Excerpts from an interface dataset
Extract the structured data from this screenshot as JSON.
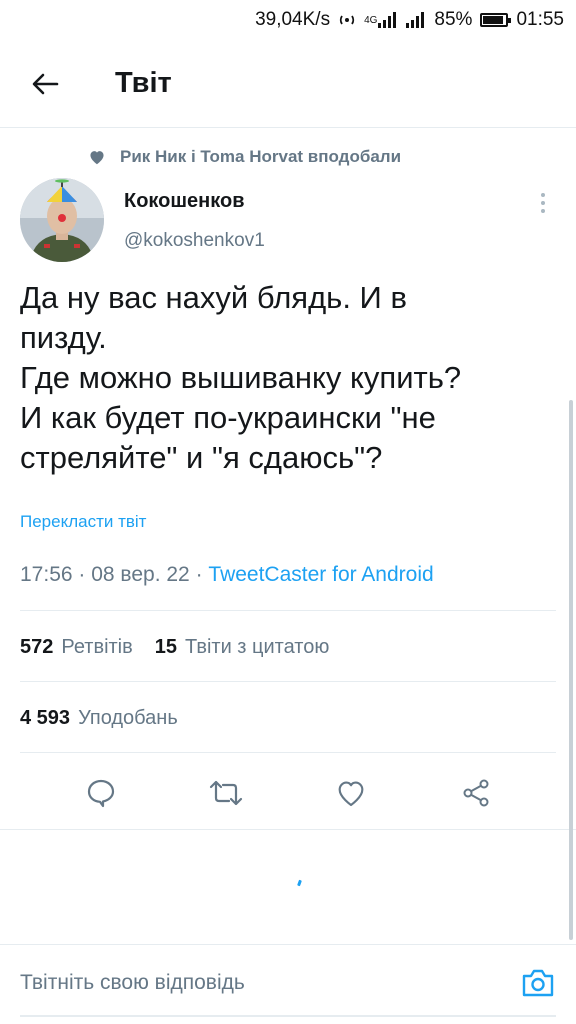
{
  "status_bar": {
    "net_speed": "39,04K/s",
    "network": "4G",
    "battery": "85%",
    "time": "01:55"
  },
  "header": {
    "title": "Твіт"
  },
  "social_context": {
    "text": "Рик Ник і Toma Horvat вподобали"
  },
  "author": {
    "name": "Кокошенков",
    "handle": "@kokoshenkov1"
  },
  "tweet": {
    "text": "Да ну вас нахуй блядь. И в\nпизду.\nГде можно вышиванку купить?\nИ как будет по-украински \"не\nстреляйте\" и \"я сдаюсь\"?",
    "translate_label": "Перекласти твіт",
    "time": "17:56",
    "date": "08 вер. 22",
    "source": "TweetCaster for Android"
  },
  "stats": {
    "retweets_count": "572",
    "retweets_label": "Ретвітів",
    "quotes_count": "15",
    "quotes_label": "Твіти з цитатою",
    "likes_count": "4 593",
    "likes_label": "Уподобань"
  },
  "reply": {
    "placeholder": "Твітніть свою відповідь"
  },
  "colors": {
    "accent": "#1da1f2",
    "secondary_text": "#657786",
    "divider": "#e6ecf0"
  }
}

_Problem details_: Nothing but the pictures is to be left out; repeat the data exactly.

_Result_:
Extract the structured data from this screenshot as JSON.
{
  "status_bar": {
    "net_speed": "39,04K/s",
    "network": "4G",
    "battery": "85%",
    "time": "01:55"
  },
  "header": {
    "title": "Твіт"
  },
  "social_context": {
    "text": "Рик Ник і Toma Horvat вподобали"
  },
  "author": {
    "name": "Кокошенков",
    "handle": "@kokoshenkov1"
  },
  "tweet": {
    "text": "Да ну вас нахуй блядь. И в\nпизду.\nГде можно вышиванку купить?\nИ как будет по-украински \"не\nстреляйте\" и \"я сдаюсь\"?",
    "translate_label": "Перекласти твіт",
    "time": "17:56",
    "date": "08 вер. 22",
    "source": "TweetCaster for Android"
  },
  "stats": {
    "retweets_count": "572",
    "retweets_label": "Ретвітів",
    "quotes_count": "15",
    "quotes_label": "Твіти з цитатою",
    "likes_count": "4 593",
    "likes_label": "Уподобань"
  },
  "reply": {
    "placeholder": "Твітніть свою відповідь"
  },
  "colors": {
    "accent": "#1da1f2",
    "secondary_text": "#657786",
    "divider": "#e6ecf0"
  }
}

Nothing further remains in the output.